We all hit each other up. Everybody hit up everybody. We all hit each other up and we spoke.
D. Woods too?
Yeah, everyone was hit. Everyone has text messages to prove it. I know I texted her. We all spoke together about the possibilities and what that would be. Should we have lunch? Should we talk? Would you be down? Everyone was reached out to.
We would never do that. And obviously, let's go back, let's think track record. People didn't want to do a group with three people. Shannon didn't even come back to the show. People need to be logical about it. We wouldn't do something and not involve everyone because they didn't do it then.
Let's talk your good friend JoJo. When are we going to get collaboration or something from you too?
We are already on it! I think it's past music. There's a respect there and it's a mutual love that is so beyond what people will understand. The camaraderie that you need in womanhood, that's us. I would punch somebody in the face to have a collab with her. I think it will come. It will happen when it needs to because no one is going anywhere.

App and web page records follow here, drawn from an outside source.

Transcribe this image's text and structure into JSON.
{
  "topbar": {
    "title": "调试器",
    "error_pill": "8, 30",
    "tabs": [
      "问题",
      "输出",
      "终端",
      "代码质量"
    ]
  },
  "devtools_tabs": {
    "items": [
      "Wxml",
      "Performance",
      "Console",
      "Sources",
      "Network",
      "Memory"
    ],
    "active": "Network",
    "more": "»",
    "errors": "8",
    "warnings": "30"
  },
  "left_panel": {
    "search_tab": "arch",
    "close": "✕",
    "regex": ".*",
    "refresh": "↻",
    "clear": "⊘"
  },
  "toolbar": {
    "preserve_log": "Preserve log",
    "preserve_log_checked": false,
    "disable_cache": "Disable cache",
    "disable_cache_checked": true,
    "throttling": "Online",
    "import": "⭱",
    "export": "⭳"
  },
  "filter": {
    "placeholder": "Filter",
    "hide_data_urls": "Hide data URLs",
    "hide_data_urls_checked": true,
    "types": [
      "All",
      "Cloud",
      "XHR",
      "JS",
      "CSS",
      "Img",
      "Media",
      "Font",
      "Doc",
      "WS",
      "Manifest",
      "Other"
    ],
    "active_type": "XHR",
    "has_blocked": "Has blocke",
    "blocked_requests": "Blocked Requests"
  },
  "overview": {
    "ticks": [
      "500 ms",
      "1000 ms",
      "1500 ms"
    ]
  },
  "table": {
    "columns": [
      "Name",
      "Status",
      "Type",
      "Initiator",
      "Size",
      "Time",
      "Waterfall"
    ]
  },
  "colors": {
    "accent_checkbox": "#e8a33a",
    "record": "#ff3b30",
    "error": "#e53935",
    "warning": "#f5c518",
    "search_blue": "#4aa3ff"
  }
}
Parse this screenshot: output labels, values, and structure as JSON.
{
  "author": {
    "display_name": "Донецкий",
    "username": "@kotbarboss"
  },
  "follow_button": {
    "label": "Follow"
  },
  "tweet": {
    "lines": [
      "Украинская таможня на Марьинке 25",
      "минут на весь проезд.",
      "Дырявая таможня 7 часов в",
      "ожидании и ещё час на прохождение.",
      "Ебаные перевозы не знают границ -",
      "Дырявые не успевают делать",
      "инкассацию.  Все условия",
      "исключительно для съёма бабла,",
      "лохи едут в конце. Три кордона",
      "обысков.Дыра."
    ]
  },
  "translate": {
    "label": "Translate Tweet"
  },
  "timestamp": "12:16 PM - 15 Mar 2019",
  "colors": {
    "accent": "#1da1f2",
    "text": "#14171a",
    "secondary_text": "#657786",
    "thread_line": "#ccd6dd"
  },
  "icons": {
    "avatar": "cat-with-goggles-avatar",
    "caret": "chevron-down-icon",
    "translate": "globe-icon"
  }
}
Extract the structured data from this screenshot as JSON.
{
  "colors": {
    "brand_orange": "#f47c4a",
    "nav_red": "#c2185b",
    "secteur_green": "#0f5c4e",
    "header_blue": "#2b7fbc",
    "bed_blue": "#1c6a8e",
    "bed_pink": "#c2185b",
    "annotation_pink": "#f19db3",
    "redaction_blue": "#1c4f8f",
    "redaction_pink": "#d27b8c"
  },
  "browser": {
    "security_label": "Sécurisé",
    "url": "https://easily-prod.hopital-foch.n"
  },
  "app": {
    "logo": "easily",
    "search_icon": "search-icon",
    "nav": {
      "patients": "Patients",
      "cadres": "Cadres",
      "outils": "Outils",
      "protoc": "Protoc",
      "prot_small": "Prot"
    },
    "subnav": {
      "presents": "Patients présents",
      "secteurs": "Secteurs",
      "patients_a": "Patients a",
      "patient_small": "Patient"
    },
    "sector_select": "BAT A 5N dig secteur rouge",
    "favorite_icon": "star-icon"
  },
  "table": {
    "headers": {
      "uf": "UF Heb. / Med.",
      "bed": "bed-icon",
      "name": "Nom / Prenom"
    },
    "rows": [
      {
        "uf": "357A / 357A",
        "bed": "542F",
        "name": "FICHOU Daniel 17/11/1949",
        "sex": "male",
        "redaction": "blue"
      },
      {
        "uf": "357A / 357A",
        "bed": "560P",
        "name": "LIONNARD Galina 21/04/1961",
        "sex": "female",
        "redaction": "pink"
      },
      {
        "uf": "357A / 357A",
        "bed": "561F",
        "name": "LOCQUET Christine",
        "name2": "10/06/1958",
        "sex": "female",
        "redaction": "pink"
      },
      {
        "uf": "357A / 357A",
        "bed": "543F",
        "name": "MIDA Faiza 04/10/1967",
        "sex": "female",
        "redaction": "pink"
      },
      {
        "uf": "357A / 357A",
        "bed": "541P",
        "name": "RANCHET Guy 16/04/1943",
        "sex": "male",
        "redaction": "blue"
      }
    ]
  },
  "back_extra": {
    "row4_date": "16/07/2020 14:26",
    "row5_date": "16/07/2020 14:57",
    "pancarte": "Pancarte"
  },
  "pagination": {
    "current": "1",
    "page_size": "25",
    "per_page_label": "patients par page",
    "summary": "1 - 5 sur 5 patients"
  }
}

And are you still working on your comic book series? What happened there?
If people don't know about comic books and manga, that takes time. I was dealing with an independent company, so you have to design it. You have to write the storyline. I had to make a choice because I wasn't signed to a label anymore. I had to put that on the back burner so that I could do music. But it is still a passion of mine. I eventually want a comic book gallery, so that is one of the things I will probably do in the future. I'll always draw. But this is my career and the music is the catalyst. That needs to be perfected before the other things happen.
Is there anything else you'd like to add about the upcoming release of "BlackHeart?"
We haven't stopped. Our singles don't come as fast as everyone else's but I think people know by now we are independent. The music is doing well and we are not giving trash. We're giving greatness and people deserve that. We draw outside the lines, and it's exciting. We dance, we do abstract music and then we go and do a commercial record. It's all beautiful things and people can't get a hold on it. But I like that because few do it.
Watch Dawn Richard's video for the "GoldenHeart" track "86" below:
Treye Green is a reporter for The International Business Times and a recent graduate of the University of North Carolina at Chapel Hill. Green has shot, edited and...